These techniques are designed to improve both the quality of care in nursing homes and the rigor of federal inspections.  Current inspections typically focus only on “what’s happening to residents today,” said Jane Straker, a research scholar at the Scripps Gerontology Center at Miami University in Ohio.

Growing evidence of nursing home abuse

The Inspector General’s investigation adds to the growing list of reports documenting widespread abuse in nursing homes.  A 2006 analysis of seven research papers found that medication errors in nursing homes are common, and that up to half could have been prevented.

In another study that interviewed 2,000 nursing home residents, over 40% reported that they had been abused, while 95% said they had been neglected themselves or witnessed neglect of another resident.  Yet another researcher reported that over half of nursing home staff admitted mistreating residents within the prior year, including physical violence, mental abuse and neglect.

Federal statistics confirm the scope of the abuse.  In 2010, nursing homes were cited over 146,000 times for violating federal regulations.  Nearly 25% of the country’s nursing homes received citations for violations that caused or threatened harm to residents.  Over three-fifths failed to provide adequate infection control; nearly that many violated food sanitation regulations.  Twenty percent of nursing homes were cited for failing to prevent pressure sores (bed sores).

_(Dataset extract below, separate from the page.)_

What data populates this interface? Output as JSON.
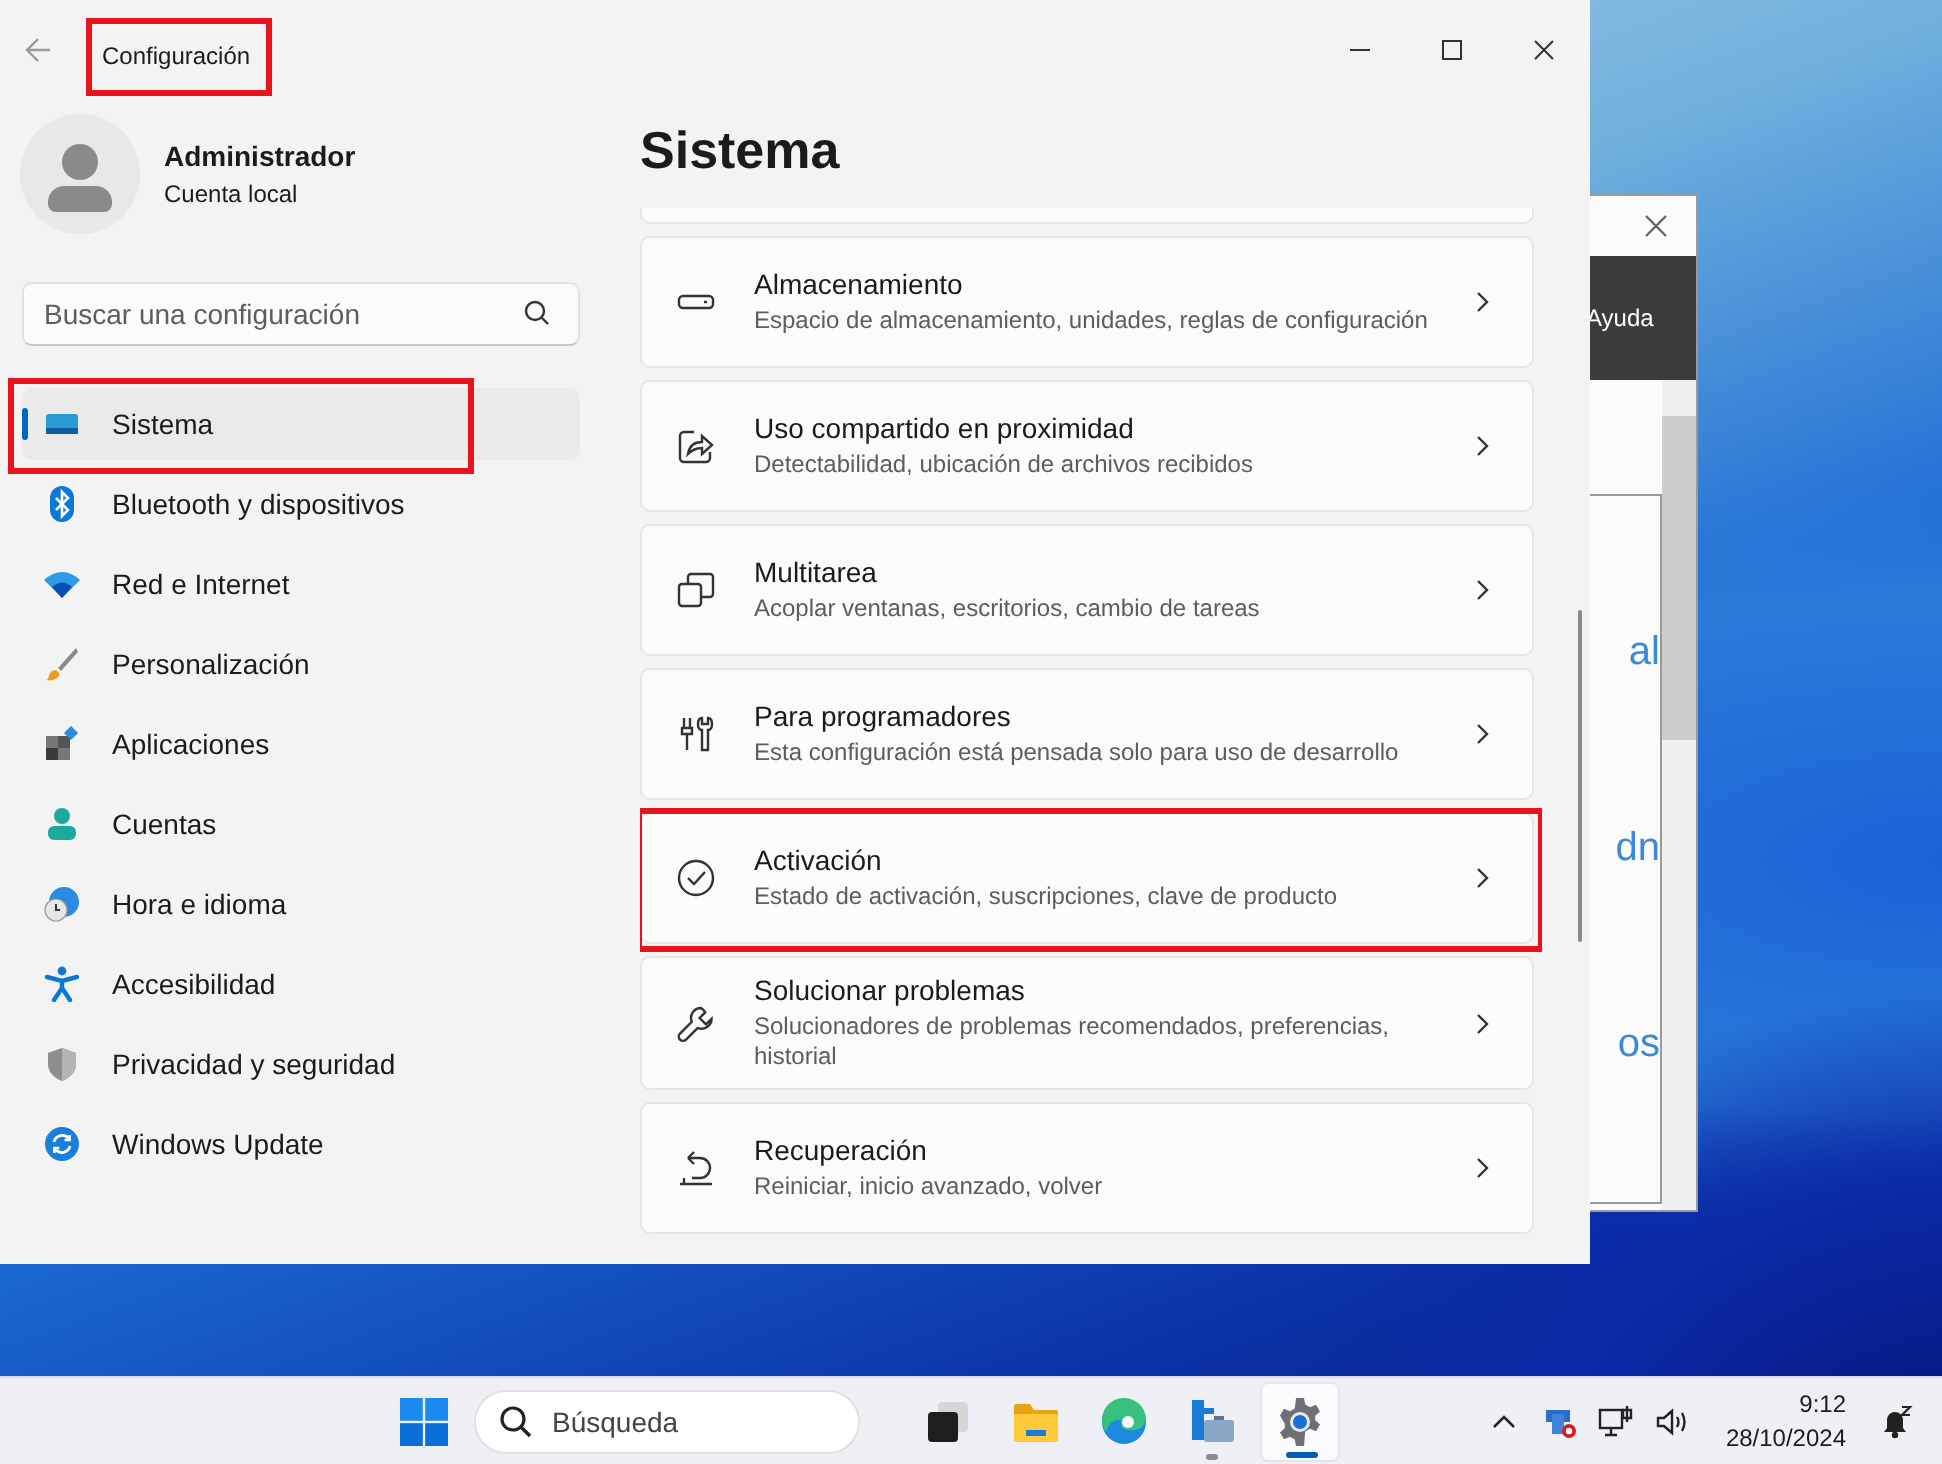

If current inspection techniques uncover such high rates of nursing home abuse, more exacting inspections can only yield truly frightening statistics.